Playing in the snow, skating on an icy pond, or curling up in front of a warm fire are some of the activities that people love to engage in during the winter months. Fixing a water leak? Not so much.
The good news is, you don’t necessarily have to wait until the spring thaw to stop the moisture from entering and damaging your home. Here’s what to do to get rid of that leak.
Where’s the Leak?
The first step you must take is to find out the exact source of the leak. After all, there’s a good chance that the problem may not originate in the exterior of your home.
The leak may be coming from an interior pipe which may have cracked, loosened, or frozen. In these cases, patching or replacing the faulty pipe would be all that is necessary to eliminate the moisture. Also, the heater or air conditioner in your attic might be allowing water to escape from the housing and drip into your home, in which case you would need to contact an HVAC specialist to take care of the issue.
That (Ice) Dam Leak!
However, it’s quite possible that the water may be coming into your home from the outside. In the winter months, one of the most common leakage issues comes from ice dams, which are sheets of ice that form at the roofline and/or inside your gutters.
Over time, the ice formation can wedge itself underneath shingles and soffits, and when the dam melts, the water invades your home. There’s no simple way to get rid of ice dams other than to carefully chip the ice away with an awl or mallet. Calcium chloride or heat from a blow dryer may also assist you in melting the ice dam.
Flashing Through the Snow
Another frequent entry point for water is where metal flashing is installed, such as around roof vents, vent boots, chimneys, pipes, or other walls. This aluminum flashing can rust, break, blow off, or be pried loose by water runoff or ice dams. Generally speaking, repairing this problem involves removing the leaking flashing, cutting a new piece from an aluminum sheet, and securing it over the leaky areas with caulk and/or nails.
Is the Leak Coming From a Shingle Spot?
If you think moisture may be coming into your home due to a broken, cracked, or missing shingle on your roof, then you might have to climb onto your roof to fix it. Ideally, you would want to replace the problem shingle and perhaps those around it. But for a quick fix, you can use roofing tar or roofing cement to seal the leak.
It’s OK to Ask For Help
But unless you have roofing experience, you’re better off calling a roofing professional to repair (or replace) your roof. Contrary to popular belief, roofing work can be done in the winter months.
In fact, you’re more likely to receive prompter service because winter is the slow season for roofing companies. However, it should be noted that roofers cannot replace shingles if the outdoor temperature is less than 26 degrees Fahrenheit, because the shingle material and sealants are more likely to fail.
How To Keep Leaks from Making a Return Visit

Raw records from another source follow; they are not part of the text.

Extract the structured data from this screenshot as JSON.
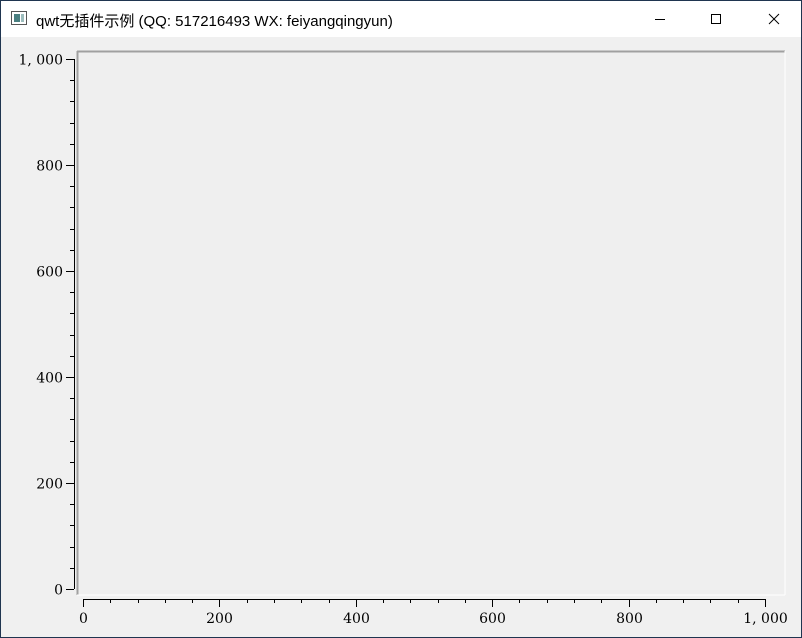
{
  "window": {
    "title": "qwt无插件示例 (QQ: 517216493 WX: feiyangqingyun)",
    "icon": "app-window-icon",
    "controls": {
      "minimize": "minimize-icon",
      "maximize": "maximize-icon",
      "close": "close-icon"
    }
  },
  "chart_data": {
    "type": "line",
    "title": "",
    "xlabel": "",
    "ylabel": "",
    "xlim": [
      0,
      1000
    ],
    "ylim": [
      0,
      1000
    ],
    "x_major_ticks": [
      0,
      200,
      400,
      600,
      800,
      1000
    ],
    "y_major_ticks": [
      0,
      200,
      400,
      600,
      800,
      1000
    ],
    "x_tick_labels": [
      "0",
      "200",
      "400",
      "600",
      "800",
      "1, 000"
    ],
    "y_tick_labels": [
      "0",
      "200",
      "400",
      "600",
      "800",
      "1, 000"
    ],
    "minor_ticks_per_major": 4,
    "series": [],
    "grid": false,
    "canvas_color": "#efefef"
  }
}
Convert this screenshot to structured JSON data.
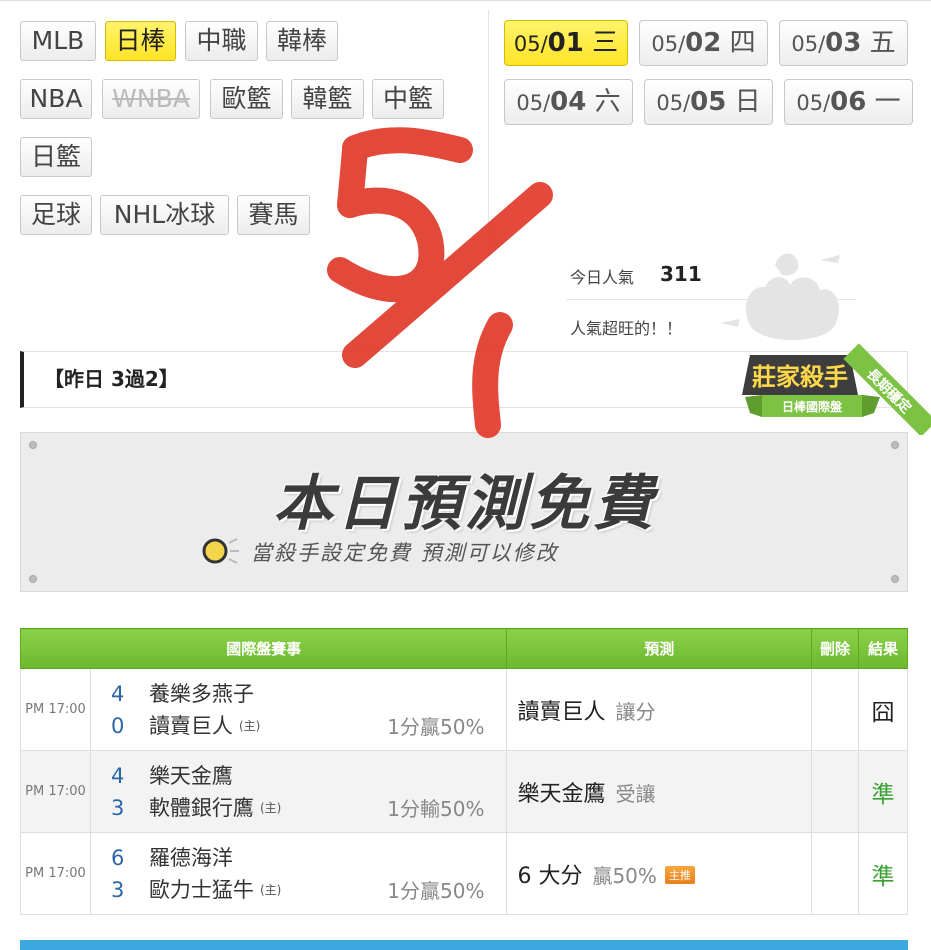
{
  "sports": {
    "row1": [
      {
        "label": "MLB",
        "active": false
      },
      {
        "label": "日棒",
        "active": true
      },
      {
        "label": "中職",
        "active": false
      },
      {
        "label": "韓棒",
        "active": false
      }
    ],
    "row2": [
      {
        "label": "NBA"
      },
      {
        "label": "WNBA"
      },
      {
        "label": "歐籃"
      },
      {
        "label": "韓籃"
      },
      {
        "label": "中籃"
      }
    ],
    "row3": [
      {
        "label": "日籃"
      }
    ],
    "row4": [
      {
        "label": "足球"
      },
      {
        "label": "NHL冰球"
      },
      {
        "label": "賽馬"
      }
    ]
  },
  "dates": [
    {
      "md": "05/",
      "day": "01",
      "weekday": "三",
      "active": true
    },
    {
      "md": "05/",
      "day": "02",
      "weekday": "四"
    },
    {
      "md": "05/",
      "day": "03",
      "weekday": "五"
    },
    {
      "md": "05/",
      "day": "04",
      "weekday": "六"
    },
    {
      "md": "05/",
      "day": "05",
      "weekday": "日"
    },
    {
      "md": "05/",
      "day": "06",
      "weekday": "一"
    }
  ],
  "popularity": {
    "label": "今日人氣",
    "value": "311",
    "message": "人氣超旺的！！"
  },
  "record": "【昨日 3過2】",
  "badge": {
    "title": "莊家殺手",
    "sub": "日棒國際盤",
    "ribbon": "長期穩定"
  },
  "free_banner": {
    "title": "本日預測免費",
    "subtitle": "當殺手設定免費 預測可以修改"
  },
  "table": {
    "headers": {
      "match": "國際盤賽事",
      "pred": "預測",
      "del": "刪除",
      "result": "結果"
    },
    "rows": [
      {
        "time": "PM 17:00",
        "away_score": "4",
        "away": "養樂多燕子",
        "home_score": "0",
        "home": "讀賣巨人",
        "home_tag": "(主)",
        "odds": "1分贏50%",
        "pick": "讀賣巨人",
        "pick_sub": "讓分",
        "result": "囧",
        "result_type": "lose"
      },
      {
        "time": "PM 17:00",
        "away_score": "4",
        "away": "樂天金鷹",
        "home_score": "3",
        "home": "軟體銀行鷹",
        "home_tag": "(主)",
        "odds": "1分輸50%",
        "pick": "樂天金鷹",
        "pick_sub": "受讓",
        "result": "準",
        "result_type": "win"
      },
      {
        "time": "PM 17:00",
        "away_score": "6",
        "away": "羅德海洋",
        "home_score": "3",
        "home": "歐力士猛牛",
        "home_tag": "(主)",
        "odds": "1分贏50%",
        "pick": "6 大分",
        "pick_sub": "贏50%",
        "main_tag": "主推",
        "result": "準",
        "result_type": "win"
      }
    ]
  },
  "colors": {
    "accent_yellow": "#ffe426",
    "header_green": "#6bb82e",
    "win_green": "#3aa031",
    "score_blue": "#2a67a8",
    "scribble_red": "#e03020"
  }
}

Once you do find and fix your leak, it’s important to try to keep the problem from happening again. To ward off ice dams, consider installing heated cables on your roofline. Also, it’s wise to insulate your attic and make sure your roof is airtight; this will help stop the freezing and melting cycle that produces ice dams. If your repair job is not designed to be permanent, go ahead and start the process of scheduling a roof repair or replacement when the spring rolls around.
If the leak occurred in or around your gutters, it may be time for a gutter replacement. Harry Helmet has been replacing gutters for its customers for over forty years. So if you want the peace of mind of having your gutter replacement completed by an experienced professional, contact Harry Helmet today for a free, on-site estimate.